[Prompt]
From the data below, copy each line that includes the word "Claddagh".

[Exercise data]
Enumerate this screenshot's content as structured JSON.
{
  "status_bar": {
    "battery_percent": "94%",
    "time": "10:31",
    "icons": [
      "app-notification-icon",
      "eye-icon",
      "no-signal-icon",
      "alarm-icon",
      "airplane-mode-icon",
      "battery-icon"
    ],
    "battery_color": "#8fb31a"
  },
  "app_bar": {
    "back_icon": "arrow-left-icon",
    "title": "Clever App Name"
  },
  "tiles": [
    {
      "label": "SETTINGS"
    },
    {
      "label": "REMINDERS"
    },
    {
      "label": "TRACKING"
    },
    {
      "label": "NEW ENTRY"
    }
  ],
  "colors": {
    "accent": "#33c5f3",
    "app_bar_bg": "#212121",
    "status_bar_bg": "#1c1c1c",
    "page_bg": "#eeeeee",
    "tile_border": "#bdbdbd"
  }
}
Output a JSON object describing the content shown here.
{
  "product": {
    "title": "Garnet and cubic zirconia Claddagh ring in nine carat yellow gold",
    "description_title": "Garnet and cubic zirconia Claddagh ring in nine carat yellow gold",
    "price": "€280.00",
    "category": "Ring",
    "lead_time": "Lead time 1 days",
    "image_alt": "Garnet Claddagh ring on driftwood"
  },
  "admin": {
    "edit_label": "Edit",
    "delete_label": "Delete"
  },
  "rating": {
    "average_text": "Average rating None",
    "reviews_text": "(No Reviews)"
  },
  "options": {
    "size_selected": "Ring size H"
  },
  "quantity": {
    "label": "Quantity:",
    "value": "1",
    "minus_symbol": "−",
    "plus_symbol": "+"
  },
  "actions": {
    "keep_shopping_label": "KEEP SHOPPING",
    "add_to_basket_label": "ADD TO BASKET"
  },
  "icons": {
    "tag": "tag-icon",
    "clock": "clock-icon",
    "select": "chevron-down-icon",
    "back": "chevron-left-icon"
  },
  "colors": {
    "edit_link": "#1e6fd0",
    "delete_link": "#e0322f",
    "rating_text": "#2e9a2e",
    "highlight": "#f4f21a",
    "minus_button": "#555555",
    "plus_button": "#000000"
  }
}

[Expected answer]
    "title": "Garnet and cubic zirconia Claddagh ring in nine carat yellow gold",
    "description_title": "Garnet and cubic zirconia Claddagh ring in nine carat yellow gold",
    "image_alt": "Garnet Claddagh ring on driftwood"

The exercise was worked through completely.